In a press conference this morning, Ahmed Chalabi revealed the components of his new bloc with which he’s entering the upcoming election in December after he left the National Alliance.
He also seized the chance to announce his slate’s platform which of course included many not unexpected ideas like promises to fighting terrorism, creating more jobs and rebuilding the infrastructure which are common findings in almost all recent speeches of politicians but the most interesting plans he talked about was introducing an oil revenue distribution plan similar to that currently used in Alaska with one difference that is money is to be distributed monthly instead of annually.
I have doubts about the feasibility of such a system in Iraq, I think it can be a good alternative for subsidizing fuel and food rations, maybe in a few years from now but not at the moment (I will probably write in detail about this in a separate post).
The other significant statement he made came when he described his bloc as “a choice for Iraqi voters who do not want Iraq to become a theocracy…”

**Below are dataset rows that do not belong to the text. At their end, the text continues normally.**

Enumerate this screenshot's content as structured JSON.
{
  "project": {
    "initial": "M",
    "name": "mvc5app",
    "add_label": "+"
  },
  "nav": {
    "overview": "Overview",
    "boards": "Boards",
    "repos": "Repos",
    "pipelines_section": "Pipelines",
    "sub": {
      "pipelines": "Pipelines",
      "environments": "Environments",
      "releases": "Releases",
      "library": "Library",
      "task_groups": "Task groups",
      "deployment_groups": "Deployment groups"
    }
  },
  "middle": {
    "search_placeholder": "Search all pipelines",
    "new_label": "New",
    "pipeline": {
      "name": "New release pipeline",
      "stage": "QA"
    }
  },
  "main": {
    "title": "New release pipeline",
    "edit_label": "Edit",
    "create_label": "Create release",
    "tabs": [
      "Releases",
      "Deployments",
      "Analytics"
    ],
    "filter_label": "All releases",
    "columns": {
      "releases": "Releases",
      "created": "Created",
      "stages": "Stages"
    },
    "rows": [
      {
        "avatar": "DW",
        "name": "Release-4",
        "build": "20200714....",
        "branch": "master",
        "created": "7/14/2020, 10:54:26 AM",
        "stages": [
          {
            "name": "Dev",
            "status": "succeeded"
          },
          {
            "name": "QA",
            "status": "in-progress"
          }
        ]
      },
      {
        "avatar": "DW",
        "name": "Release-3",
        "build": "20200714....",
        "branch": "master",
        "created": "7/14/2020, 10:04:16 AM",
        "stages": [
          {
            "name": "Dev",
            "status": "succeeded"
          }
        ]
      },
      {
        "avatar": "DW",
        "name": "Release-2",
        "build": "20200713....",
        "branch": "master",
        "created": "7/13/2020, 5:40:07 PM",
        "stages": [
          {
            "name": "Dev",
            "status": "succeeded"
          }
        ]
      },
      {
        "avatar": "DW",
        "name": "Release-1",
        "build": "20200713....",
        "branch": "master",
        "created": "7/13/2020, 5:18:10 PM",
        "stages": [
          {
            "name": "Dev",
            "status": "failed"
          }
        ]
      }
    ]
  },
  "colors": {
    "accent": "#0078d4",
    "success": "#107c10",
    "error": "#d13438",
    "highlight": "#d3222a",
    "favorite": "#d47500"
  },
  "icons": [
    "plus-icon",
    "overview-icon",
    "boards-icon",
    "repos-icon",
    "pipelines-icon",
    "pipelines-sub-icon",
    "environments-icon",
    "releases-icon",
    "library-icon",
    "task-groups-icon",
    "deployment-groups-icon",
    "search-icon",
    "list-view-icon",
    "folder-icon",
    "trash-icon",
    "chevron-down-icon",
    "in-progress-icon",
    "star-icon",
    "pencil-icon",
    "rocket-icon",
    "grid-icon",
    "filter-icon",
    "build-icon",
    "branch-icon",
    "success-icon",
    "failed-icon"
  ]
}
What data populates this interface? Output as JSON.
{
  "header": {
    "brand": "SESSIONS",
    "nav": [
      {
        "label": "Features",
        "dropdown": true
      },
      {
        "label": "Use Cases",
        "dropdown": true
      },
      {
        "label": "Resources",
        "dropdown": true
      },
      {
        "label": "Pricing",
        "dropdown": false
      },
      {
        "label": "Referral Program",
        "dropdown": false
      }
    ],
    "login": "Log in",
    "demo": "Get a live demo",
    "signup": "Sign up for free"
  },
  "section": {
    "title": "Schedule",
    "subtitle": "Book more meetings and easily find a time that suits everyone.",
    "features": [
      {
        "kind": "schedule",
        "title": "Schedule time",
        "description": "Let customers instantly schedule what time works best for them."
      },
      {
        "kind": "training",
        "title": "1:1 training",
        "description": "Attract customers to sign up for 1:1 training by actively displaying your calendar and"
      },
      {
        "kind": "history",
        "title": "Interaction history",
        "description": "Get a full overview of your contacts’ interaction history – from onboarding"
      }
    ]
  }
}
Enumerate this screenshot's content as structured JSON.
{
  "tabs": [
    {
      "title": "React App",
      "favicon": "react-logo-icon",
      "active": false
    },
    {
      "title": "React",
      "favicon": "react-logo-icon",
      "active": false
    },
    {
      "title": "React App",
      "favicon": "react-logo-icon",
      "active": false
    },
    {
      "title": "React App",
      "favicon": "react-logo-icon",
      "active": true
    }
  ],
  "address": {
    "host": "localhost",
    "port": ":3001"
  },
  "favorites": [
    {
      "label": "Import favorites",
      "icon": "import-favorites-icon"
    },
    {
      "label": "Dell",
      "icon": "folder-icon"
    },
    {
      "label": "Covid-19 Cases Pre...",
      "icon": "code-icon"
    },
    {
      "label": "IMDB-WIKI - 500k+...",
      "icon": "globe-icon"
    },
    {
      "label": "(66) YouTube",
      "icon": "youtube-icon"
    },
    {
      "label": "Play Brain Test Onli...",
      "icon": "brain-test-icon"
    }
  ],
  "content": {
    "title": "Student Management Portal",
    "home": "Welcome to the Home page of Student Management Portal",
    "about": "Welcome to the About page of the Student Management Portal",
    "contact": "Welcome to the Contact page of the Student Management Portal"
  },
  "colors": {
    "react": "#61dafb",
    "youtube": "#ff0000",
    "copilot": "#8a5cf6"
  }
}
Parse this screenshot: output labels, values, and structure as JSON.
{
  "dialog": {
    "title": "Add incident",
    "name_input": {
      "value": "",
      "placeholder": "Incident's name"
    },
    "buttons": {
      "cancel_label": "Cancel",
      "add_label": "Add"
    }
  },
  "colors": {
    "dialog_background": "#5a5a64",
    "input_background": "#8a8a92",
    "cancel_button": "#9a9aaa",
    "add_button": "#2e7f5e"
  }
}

This makes one think that his separation from the National Alliance was not a political tactical maneuver like some observers suggested but more likely the result of a conflict of interests.
A positive change is noticeable even from the early days of the campaigns of competing parties and politicians (religious and secular) and it shows clearly in the speeches they’re making on TV; there’s more talking about plans and strategies than about sentiments and emotion-targeting slogans which dominated their campaigns before the January elections.
It is true their ways of presenting their platforms are still superficial and underdeveloped but it marks a change in the way politicians speak to voters.